For days they followed the trail of the Iroquois across the Great Smoky mountains, through forests and over rivers, until they finally tracked them to their very town in the far northern Seneca country. On the way they met another war party headed for the south, and the Cherokee killed them all and took their scalps. When they came near the Seneca town it was almost night, and they heard shouts in the townhouse, where the women were dancing over the fresh Cherokee scalps. The avengers hid themselves near the spring, and as the dancers came down to drink the Cherokee silently killed one and another until they had counted as many scalps as had been taken on Cheowa, and still the dancers in the townhouse never thought that enemies were near. Then said the Cherokee leader, "We have covered the scalps of our women and children. Shall we go home now like cowards, or shall we raise the war whoop and let the Seneca know that we are men?" "Let them come, if they will," said his men; and they raised the scalp yell of the Cherokee. At once there was an answering shout from the townhouse, and the dance came to a sudden stop. The Seneca warriors swarmed out with ready gun and hatchet, but the nimble Cherokee were off and away. There was a hot pursuit in the darkness, but the Cherokee knew the trails and were light and active
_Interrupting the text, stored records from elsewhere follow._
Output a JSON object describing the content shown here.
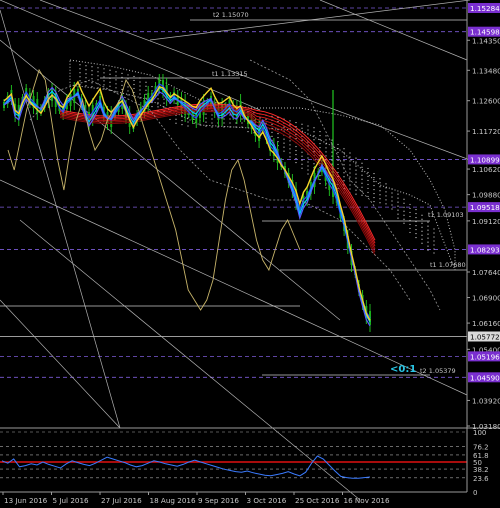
{
  "colors": {
    "background": "#000000",
    "axis_text": "#c8c8c8",
    "level_highlight": "#7a2fd0",
    "red_level_highlight": "#e01010",
    "current_price_box": "#d9d9d9",
    "label_cyan": "#29c7e6"
  },
  "chart_data": {
    "type": "line",
    "instrument_context": "price chart with indicator panel",
    "x_tick_labels": [
      "13 Jun 2016",
      "5 Jul 2016",
      "27 Jul 2016",
      "18 Aug 2016",
      "9 Sep 2016",
      "3 Oct 2016",
      "25 Oct 2016",
      "16 Nov 2016"
    ],
    "price_tick_labels": [
      "1.14350",
      "1.13480",
      "1.12600",
      "1.11720",
      "1.10620",
      "1.09880",
      "1.09120",
      "1.07640",
      "1.06900",
      "1.06160",
      "1.05400",
      "1.03920",
      "1.03180"
    ],
    "highlighted_levels": [
      {
        "label": "1.15284",
        "value": 1.15284
      },
      {
        "label": "1.14598",
        "value": 1.14598
      },
      {
        "label": "1.10899",
        "value": 1.10899
      },
      {
        "label": "1.09518",
        "value": 1.09518
      },
      {
        "label": "1.08293",
        "value": 1.08293
      },
      {
        "label": "1.05196",
        "value": 1.05196
      },
      {
        "label": "1.04590",
        "value": 1.0459
      }
    ],
    "current_price": "1.05772",
    "chart_labels": [
      {
        "text": "t2 1.15070"
      },
      {
        "text": "t1 1.13315"
      },
      {
        "text": "t1 1.09103"
      },
      {
        "text": "t1 1.07680"
      },
      {
        "text": "t2 1.05379"
      },
      {
        "text": "<0:1"
      }
    ],
    "indicator": {
      "levels": [
        "100",
        "76.2",
        "61.8",
        "50",
        "38.2",
        "23.6",
        "0"
      ],
      "values": [
        52,
        48,
        55,
        42,
        44,
        47,
        45,
        50,
        46,
        43,
        40,
        47,
        52,
        49,
        46,
        44,
        48,
        53,
        58,
        55,
        52,
        49,
        45,
        42,
        44,
        48,
        52,
        50,
        47,
        45,
        43,
        46,
        50,
        53,
        50,
        47,
        44,
        41,
        38,
        36,
        34,
        33,
        35,
        32,
        30,
        28,
        27,
        29,
        31,
        34,
        30,
        27,
        33,
        48,
        60,
        55,
        45,
        35,
        26,
        24,
        23,
        23,
        24,
        25
      ]
    }
  }
}
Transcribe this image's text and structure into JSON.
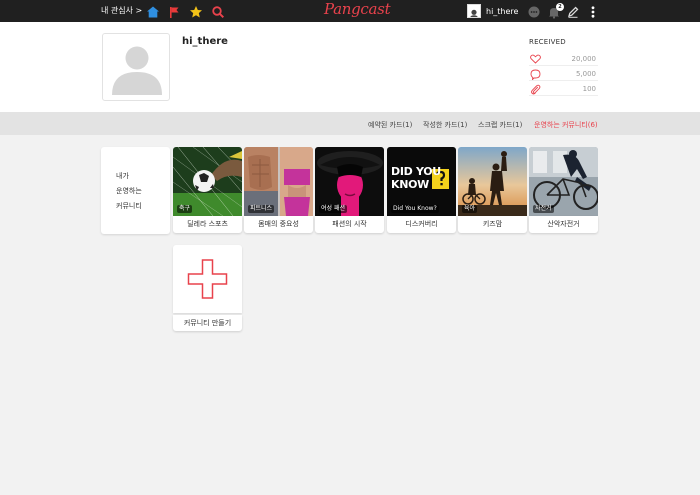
{
  "topbar": {
    "interest_label": "내 관심사 >",
    "logo_text": "Pangcast",
    "username": "hi_there",
    "notification_count": "2",
    "icons": [
      "home-icon",
      "flag-icon",
      "star-icon",
      "search-icon",
      "chat-icon",
      "bell-icon",
      "pencil-icon",
      "more-icon"
    ]
  },
  "profile": {
    "name": "hi_there",
    "received_label": "RECEIVED",
    "stats": [
      {
        "icon": "heart-icon",
        "value": "20,000"
      },
      {
        "icon": "comment-icon",
        "value": "5,000"
      },
      {
        "icon": "clip-icon",
        "value": "100"
      }
    ]
  },
  "tabs": [
    {
      "label": "예약된 카드(1)",
      "active": false
    },
    {
      "label": "작성한 카드(1)",
      "active": false
    },
    {
      "label": "스크랩 카드(1)",
      "active": false
    },
    {
      "label": "운영하는 커뮤니티(6)",
      "active": true
    }
  ],
  "menu": {
    "lines": [
      "내가",
      "운영하는",
      "커뮤니티"
    ]
  },
  "communities": [
    {
      "tag": "축구",
      "title": "딜레라 스포츠"
    },
    {
      "tag": "피트니스",
      "title": "몸매의 중요성"
    },
    {
      "tag": "여성 패션",
      "title": "패션의 시작"
    },
    {
      "tag": "Did You Know?",
      "title": "디스커버리",
      "image_text": [
        "DID YOU",
        "KNOW"
      ]
    },
    {
      "tag": "육아",
      "title": "키즈맘"
    },
    {
      "tag": "자전거",
      "title": "산악자전거"
    }
  ],
  "create": {
    "label": "커뮤니티 만들기"
  },
  "colors": {
    "accent": "#e8424c",
    "topbar_bg": "#202020",
    "page_bg": "#f2f2f2"
  }
}
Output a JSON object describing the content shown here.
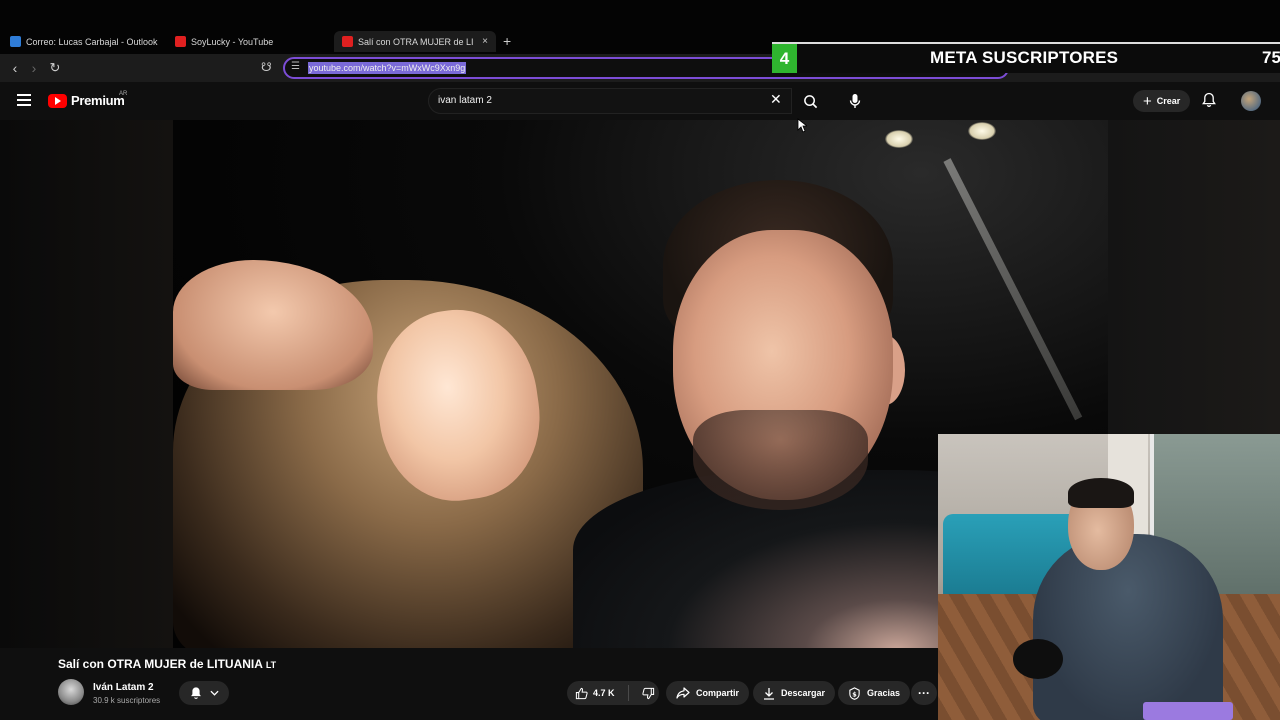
{
  "browser": {
    "tabs": [
      {
        "label": "Correo: Lucas Carbajal - Outlook",
        "color": "#2f7dd8"
      },
      {
        "label": "SoyLucky - YouTube",
        "color": "#e02020"
      },
      {
        "label": "Salí con OTRA MUJER de LITUAN",
        "color": "#e02020",
        "active": true
      }
    ],
    "new_tab": "+",
    "close_tab": "×",
    "url": "youtube.com/watch?v=mWxWc9Xxn9g"
  },
  "overlay": {
    "number": "4",
    "title": "META SUSCRIPTORES",
    "count": "75"
  },
  "youtube": {
    "brand": "Premium",
    "region": "AR",
    "search_query": "ivan latam 2",
    "create_label": "Crear"
  },
  "video": {
    "title": "Salí con OTRA MUJER de LITUANIA",
    "title_flag": "LT",
    "channel_name": "Iván Latam 2",
    "subscribers": "30.9 k suscriptores",
    "likes": "4.7 K",
    "share_label": "Compartir",
    "download_label": "Descargar",
    "thanks_label": "Gracias",
    "more_label": "···"
  },
  "colors": {
    "accent": "#7c4dd6",
    "youtube_red": "#ff0000",
    "meta_green": "#2fb52f"
  }
}
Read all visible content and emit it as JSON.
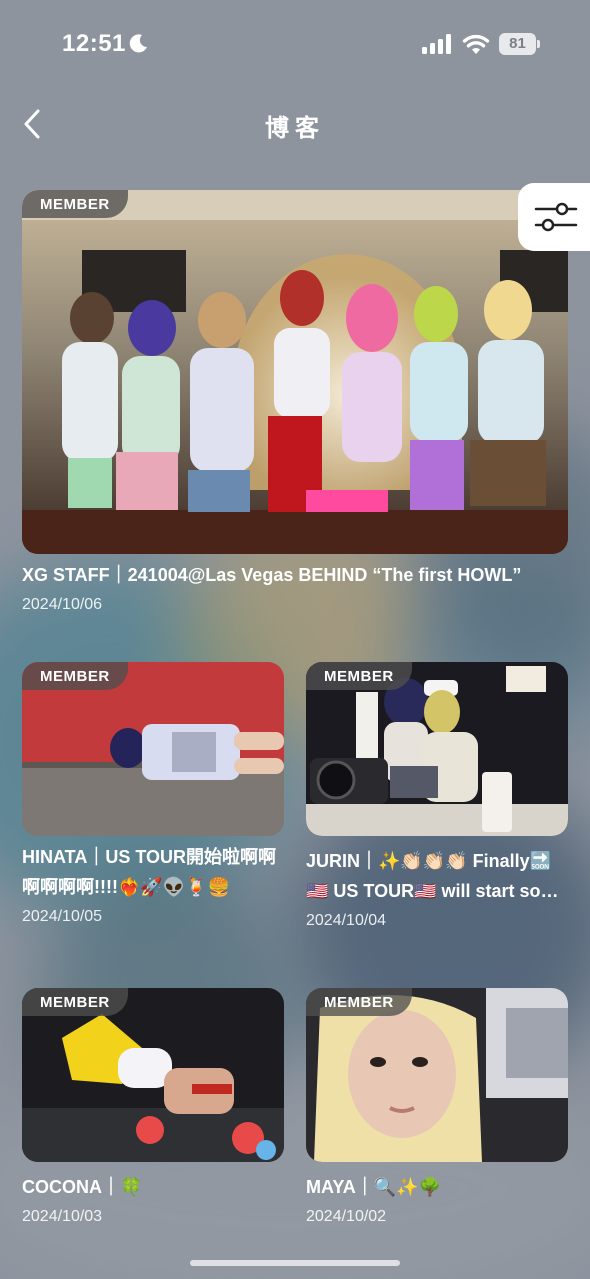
{
  "status_bar": {
    "time": "12:51",
    "battery": "81"
  },
  "header": {
    "title": "博客"
  },
  "posts": [
    {
      "badge": "MEMBER",
      "title": "XG STAFF｜241004@Las Vegas BEHIND “The first HOWL”",
      "date": "2024/10/06"
    },
    {
      "badge": "MEMBER",
      "title_line1": "HINATA｜US TOUR開始啦啊啊",
      "title_line2": "啊啊啊啊!!!!❤️‍🔥🚀👽🍹🍔",
      "date": "2024/10/05"
    },
    {
      "badge": "MEMBER",
      "title_line1": "JURIN｜✨👏🏻👏🏻👏🏻 Finally🔜",
      "title_line2": "🇺🇸 US TOUR🇺🇸 will start soon...",
      "date": "2024/10/04"
    },
    {
      "badge": "MEMBER",
      "title": "COCONA｜🍀",
      "date": "2024/10/03"
    },
    {
      "badge": "MEMBER",
      "title": "MAYA｜🔍✨🌳",
      "date": "2024/10/02"
    }
  ]
}
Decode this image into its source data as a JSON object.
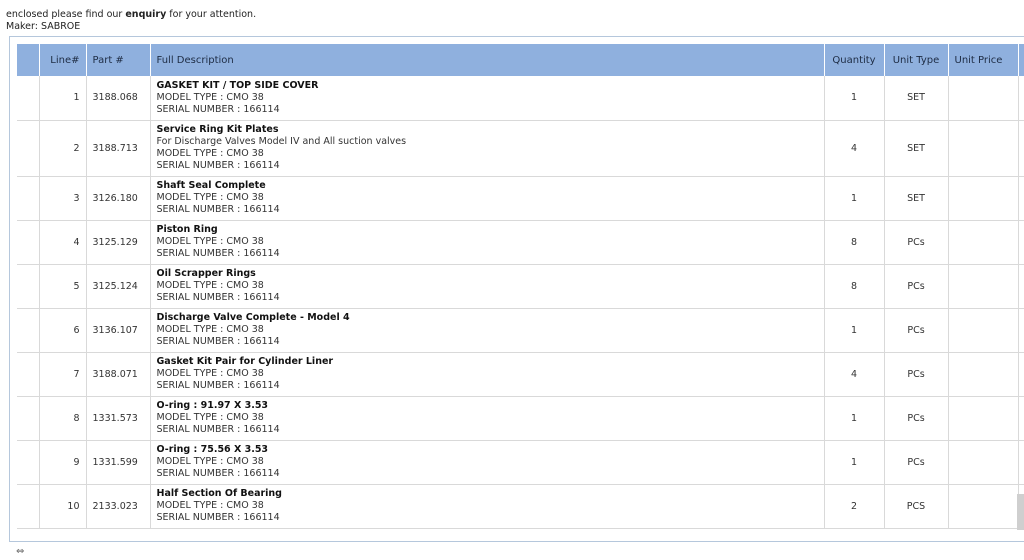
{
  "intro": {
    "pre": "enclosed please find our ",
    "bold": "enquiry",
    "post": " for your attention.",
    "maker": "Maker: SABROE"
  },
  "table": {
    "headers": {
      "line": "Line#",
      "part": "Part #",
      "description": "Full Description",
      "quantity": "Quantity",
      "unit_type": "Unit Type",
      "unit_price": "Unit Price",
      "extra": "("
    },
    "rows": [
      {
        "line": "1",
        "part": "3188.068",
        "title": "GASKET KIT / TOP SIDE COVER",
        "lines": [
          "MODEL TYPE : CMO 38",
          "SERIAL NUMBER : 166114"
        ],
        "qty": "1",
        "unit": "SET",
        "price": ""
      },
      {
        "line": "2",
        "part": "3188.713",
        "title": "Service Ring Kit Plates",
        "lines": [
          "For Discharge Valves Model IV and All suction valves",
          "MODEL TYPE : CMO 38",
          "SERIAL NUMBER : 166114"
        ],
        "qty": "4",
        "unit": "SET",
        "price": ""
      },
      {
        "line": "3",
        "part": "3126.180",
        "title": "Shaft Seal Complete",
        "lines": [
          "MODEL TYPE : CMO 38",
          "SERIAL NUMBER : 166114"
        ],
        "qty": "1",
        "unit": "SET",
        "price": ""
      },
      {
        "line": "4",
        "part": "3125.129",
        "title": "Piston Ring",
        "lines": [
          "MODEL TYPE : CMO 38",
          "SERIAL NUMBER : 166114"
        ],
        "qty": "8",
        "unit": "PCs",
        "price": ""
      },
      {
        "line": "5",
        "part": "3125.124",
        "title": "Oil Scrapper Rings",
        "lines": [
          "MODEL TYPE : CMO 38",
          "SERIAL NUMBER : 166114"
        ],
        "qty": "8",
        "unit": "PCs",
        "price": ""
      },
      {
        "line": "6",
        "part": "3136.107",
        "title": "Discharge Valve Complete - Model 4",
        "lines": [
          "MODEL TYPE : CMO 38",
          "SERIAL NUMBER : 166114"
        ],
        "qty": "1",
        "unit": "PCs",
        "price": ""
      },
      {
        "line": "7",
        "part": "3188.071",
        "title": "Gasket Kit Pair for Cylinder Liner",
        "lines": [
          "MODEL TYPE : CMO 38",
          "SERIAL NUMBER : 166114"
        ],
        "qty": "4",
        "unit": "PCs",
        "price": ""
      },
      {
        "line": "8",
        "part": "1331.573",
        "title": "O-ring : 91.97 X 3.53",
        "lines": [
          "MODEL TYPE : CMO 38",
          "SERIAL NUMBER : 166114"
        ],
        "qty": "1",
        "unit": "PCs",
        "price": ""
      },
      {
        "line": "9",
        "part": "1331.599",
        "title": "O-ring : 75.56 X 3.53",
        "lines": [
          "MODEL TYPE : CMO 38",
          "SERIAL NUMBER : 166114"
        ],
        "qty": "1",
        "unit": "PCs",
        "price": ""
      },
      {
        "line": "10",
        "part": "2133.023",
        "title": "Half Section Of Bearing",
        "lines": [
          "MODEL TYPE : CMO 38",
          "SERIAL NUMBER : 166114"
        ],
        "qty": "2",
        "unit": "PCS",
        "price": ""
      }
    ]
  },
  "footer": {
    "icon": "link-icon",
    "glyph": "⇔"
  }
}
runners, and managed to get away with the loss of only a single man. The rest got home safely, and the people were so well pleased with Hemp-carrier's bravery and success that they gave him seven wives.